#### TO DO:
For each line of the data that includes the word "Deluxe", copy the line.
** RECORDS FOR THIS TASK follows **
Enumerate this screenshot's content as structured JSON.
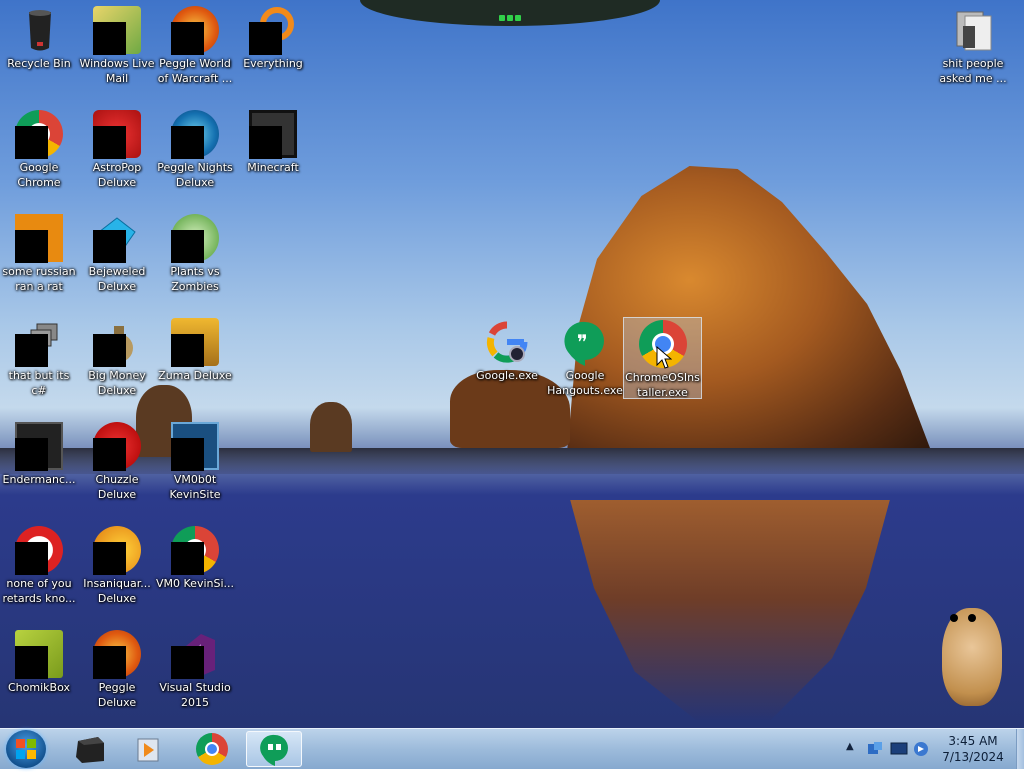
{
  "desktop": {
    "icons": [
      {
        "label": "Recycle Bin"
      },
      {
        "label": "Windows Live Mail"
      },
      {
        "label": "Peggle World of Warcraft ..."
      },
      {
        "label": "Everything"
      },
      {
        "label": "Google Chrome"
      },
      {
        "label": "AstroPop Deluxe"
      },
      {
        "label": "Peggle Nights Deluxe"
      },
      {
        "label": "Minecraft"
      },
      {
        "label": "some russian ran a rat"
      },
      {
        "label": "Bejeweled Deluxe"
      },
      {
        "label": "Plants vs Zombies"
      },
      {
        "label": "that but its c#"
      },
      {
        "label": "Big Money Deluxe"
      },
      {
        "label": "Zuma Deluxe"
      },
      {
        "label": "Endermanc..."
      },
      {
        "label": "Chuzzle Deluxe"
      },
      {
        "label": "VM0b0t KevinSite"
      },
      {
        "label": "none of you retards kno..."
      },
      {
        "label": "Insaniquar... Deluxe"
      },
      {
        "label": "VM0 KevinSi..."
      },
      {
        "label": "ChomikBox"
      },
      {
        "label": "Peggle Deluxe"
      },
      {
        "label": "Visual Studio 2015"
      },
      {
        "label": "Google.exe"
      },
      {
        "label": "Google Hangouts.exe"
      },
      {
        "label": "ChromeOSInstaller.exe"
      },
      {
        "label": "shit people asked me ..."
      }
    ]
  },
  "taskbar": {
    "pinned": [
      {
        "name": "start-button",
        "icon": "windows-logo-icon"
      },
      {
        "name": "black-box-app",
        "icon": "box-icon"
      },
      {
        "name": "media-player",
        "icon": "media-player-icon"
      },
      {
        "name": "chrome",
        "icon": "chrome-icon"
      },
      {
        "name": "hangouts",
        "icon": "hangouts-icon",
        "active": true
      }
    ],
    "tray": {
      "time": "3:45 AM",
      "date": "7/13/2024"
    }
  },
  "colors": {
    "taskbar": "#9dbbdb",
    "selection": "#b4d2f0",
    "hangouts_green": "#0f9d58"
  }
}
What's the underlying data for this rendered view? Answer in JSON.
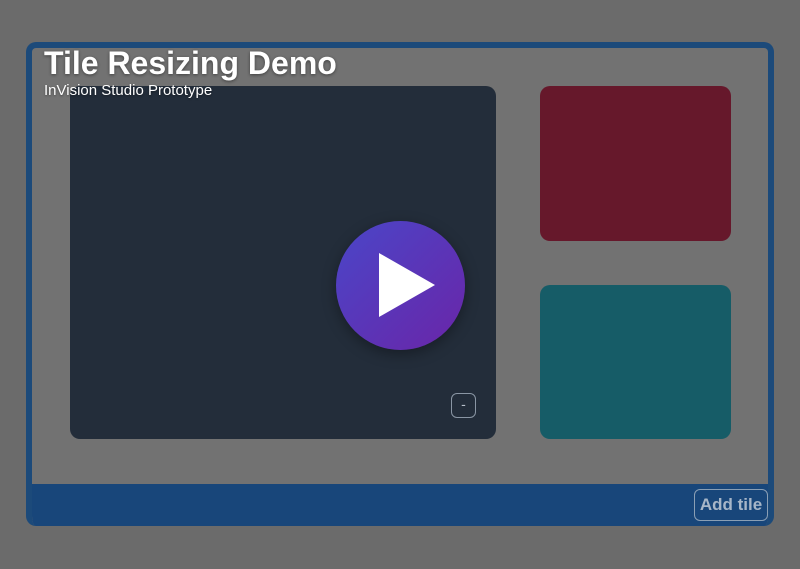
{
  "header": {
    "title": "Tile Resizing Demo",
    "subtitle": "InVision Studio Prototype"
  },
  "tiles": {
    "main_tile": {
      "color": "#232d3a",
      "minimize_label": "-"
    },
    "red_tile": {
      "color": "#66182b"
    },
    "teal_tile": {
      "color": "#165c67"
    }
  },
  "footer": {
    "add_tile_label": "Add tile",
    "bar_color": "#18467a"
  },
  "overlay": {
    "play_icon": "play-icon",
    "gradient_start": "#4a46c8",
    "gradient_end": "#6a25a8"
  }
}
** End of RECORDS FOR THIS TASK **
#### TASK RESPONSE:
        "label": "AstroPop Deluxe"
        "label": "Peggle Nights Deluxe"
        "label": "Bejeweled Deluxe"
        "label": "Big Money Deluxe"
        "label": "Zuma Deluxe"
        "label": "Chuzzle Deluxe"
        "label": "Insaniquar... Deluxe"
        "label": "Peggle Deluxe"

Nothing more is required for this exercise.